PURPOSE - To evaluate factors that affect the size of the thermal lesion created from radiofrequency ablation (RFA) with an impedance-based system.
MATERIALS AND METHODS - Thirty-two nonresectable liver tumors, including hepatocellular carcinomas (HCC) (N=20; 63%) or metastatic tumors (N=12; 37%) were treated in 29 patients with an impedance based RFA system. Tumor diameter was measured at pre-procedure cross sectional imaging. Follow-up imaging was obtained at 1 month and every 3 months afterward to determine the short axis of the resultant thermal lesion. Success at durable tumor destruction was tracked as well as size of the resulting thermal lesion and the resulting thermal lesion/electrode ratio.
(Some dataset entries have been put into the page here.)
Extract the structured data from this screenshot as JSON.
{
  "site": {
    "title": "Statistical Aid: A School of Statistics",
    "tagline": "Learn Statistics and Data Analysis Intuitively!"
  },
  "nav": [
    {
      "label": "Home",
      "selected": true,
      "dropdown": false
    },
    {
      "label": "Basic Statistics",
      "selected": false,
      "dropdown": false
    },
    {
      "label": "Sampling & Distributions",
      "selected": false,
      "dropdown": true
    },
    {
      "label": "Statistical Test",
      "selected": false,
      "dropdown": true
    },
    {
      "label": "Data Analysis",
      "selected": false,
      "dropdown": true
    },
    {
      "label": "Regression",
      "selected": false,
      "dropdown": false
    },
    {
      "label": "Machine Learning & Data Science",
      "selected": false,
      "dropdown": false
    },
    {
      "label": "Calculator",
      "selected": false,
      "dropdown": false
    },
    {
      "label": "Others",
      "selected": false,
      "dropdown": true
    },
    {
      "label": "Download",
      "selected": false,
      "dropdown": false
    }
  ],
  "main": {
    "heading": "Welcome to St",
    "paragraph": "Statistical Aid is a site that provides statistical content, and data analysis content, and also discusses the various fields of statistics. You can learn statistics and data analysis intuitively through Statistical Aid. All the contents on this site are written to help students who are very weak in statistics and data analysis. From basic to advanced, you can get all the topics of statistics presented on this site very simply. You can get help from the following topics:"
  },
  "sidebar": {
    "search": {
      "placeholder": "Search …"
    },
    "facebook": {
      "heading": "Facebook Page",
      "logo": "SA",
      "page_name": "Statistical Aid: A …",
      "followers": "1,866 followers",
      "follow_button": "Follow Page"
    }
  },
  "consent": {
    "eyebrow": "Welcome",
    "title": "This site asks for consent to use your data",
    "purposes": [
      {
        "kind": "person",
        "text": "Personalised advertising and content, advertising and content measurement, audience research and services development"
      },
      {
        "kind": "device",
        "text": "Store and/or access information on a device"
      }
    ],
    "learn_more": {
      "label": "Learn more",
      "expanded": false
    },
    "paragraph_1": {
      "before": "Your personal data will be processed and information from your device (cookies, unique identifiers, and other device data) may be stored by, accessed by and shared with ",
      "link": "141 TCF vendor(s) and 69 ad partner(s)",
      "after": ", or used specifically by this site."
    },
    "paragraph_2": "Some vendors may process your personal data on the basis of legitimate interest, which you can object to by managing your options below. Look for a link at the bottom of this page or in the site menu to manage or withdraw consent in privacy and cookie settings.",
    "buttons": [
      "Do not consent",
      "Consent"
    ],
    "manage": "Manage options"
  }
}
Time to impedance roll-off was also correlated with treatment success.
RESULTS - Twenty-eight (88%) of the 32 tumors were durably ablated in a single session. Two patients had residual disease and two had local recurrence. All residual or recurrent lesions were in patients with cirrhosis. Three of these patients were retreated resulting in a durable result in 97% of lesions with a mean/median follow up 443/503 days. Mean tumor diameter and resulting thermal lesion size was similar for HCC and metastatic lesions. A significant difference (P=.02) was observed when comparing the thermal lesion/electrode ratios of HCC (1.01+/-0.36) with metastases (1.26+/-0.22). Nine of 20 HCC ablations (45%) resulted in a ratio>1.0, whereas 11 of 12 metastatic ablations (92%) attained a ratio>1.0 (P=.01). Thermal lesion size did not correlate with time to impedance roll-off for the entire group (r=-0.22; P=.90) or by tumor type (HCC r=0.10; P=.68; metastases r=-0.36; P=.23).
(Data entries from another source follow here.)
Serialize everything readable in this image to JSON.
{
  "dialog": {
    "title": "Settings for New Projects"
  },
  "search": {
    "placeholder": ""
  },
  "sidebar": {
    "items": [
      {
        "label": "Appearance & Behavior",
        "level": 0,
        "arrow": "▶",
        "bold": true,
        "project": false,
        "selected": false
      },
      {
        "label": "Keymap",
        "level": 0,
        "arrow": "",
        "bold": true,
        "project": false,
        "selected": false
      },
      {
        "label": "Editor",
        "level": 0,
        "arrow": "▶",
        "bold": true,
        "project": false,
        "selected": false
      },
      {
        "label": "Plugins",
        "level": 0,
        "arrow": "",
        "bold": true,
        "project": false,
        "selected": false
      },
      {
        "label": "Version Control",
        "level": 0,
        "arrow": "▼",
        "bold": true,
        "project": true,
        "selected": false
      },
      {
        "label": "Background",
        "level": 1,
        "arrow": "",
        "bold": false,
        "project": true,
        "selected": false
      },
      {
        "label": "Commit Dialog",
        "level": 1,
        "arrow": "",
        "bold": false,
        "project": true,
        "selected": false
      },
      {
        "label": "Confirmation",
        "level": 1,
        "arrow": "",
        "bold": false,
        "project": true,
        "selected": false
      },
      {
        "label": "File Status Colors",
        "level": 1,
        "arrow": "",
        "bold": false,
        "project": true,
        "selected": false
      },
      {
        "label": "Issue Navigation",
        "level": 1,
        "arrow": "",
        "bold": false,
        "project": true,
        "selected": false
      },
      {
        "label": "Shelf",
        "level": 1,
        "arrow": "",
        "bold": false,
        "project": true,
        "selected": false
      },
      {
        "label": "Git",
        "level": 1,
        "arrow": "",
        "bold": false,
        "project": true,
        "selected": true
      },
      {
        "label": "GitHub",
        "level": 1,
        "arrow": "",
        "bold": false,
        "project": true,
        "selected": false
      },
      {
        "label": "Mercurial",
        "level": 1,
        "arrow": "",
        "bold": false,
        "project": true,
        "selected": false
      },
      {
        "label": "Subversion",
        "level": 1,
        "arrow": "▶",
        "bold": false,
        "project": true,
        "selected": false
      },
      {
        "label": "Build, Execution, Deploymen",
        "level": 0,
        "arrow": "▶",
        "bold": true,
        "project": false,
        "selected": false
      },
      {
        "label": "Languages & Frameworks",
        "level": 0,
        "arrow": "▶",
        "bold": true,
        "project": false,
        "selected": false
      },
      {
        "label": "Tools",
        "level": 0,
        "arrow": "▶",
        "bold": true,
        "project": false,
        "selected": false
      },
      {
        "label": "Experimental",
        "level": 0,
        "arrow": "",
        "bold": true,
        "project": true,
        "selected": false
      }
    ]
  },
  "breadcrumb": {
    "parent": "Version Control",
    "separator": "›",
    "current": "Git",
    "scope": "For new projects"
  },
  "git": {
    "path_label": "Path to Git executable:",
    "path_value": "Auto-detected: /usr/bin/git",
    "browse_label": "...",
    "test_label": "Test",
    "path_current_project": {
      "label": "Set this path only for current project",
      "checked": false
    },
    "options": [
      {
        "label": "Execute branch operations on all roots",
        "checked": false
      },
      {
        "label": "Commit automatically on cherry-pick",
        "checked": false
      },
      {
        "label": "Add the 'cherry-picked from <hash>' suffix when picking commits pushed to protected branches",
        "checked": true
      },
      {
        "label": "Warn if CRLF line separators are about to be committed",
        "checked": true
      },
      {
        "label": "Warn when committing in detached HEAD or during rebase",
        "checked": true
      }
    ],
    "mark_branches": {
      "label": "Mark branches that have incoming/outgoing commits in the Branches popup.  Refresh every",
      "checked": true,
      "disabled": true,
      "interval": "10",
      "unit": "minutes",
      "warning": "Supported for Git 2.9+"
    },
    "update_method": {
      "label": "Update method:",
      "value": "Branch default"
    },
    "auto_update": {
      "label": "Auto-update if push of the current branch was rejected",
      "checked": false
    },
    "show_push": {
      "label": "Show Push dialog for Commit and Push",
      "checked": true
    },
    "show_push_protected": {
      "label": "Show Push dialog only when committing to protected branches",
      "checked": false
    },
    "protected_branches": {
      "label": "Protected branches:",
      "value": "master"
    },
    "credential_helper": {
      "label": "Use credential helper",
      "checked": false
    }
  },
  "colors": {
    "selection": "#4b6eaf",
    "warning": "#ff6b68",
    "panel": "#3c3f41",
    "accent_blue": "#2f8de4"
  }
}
CONCLUSION - Thermal lesion size and the ability to obtain a margin of normal tissue are significantly affected by the presence of cirrhosis when using an impedance-based system. Given this limitation, the majority of small hepatic neoplasms can still be successfully treated with RFA.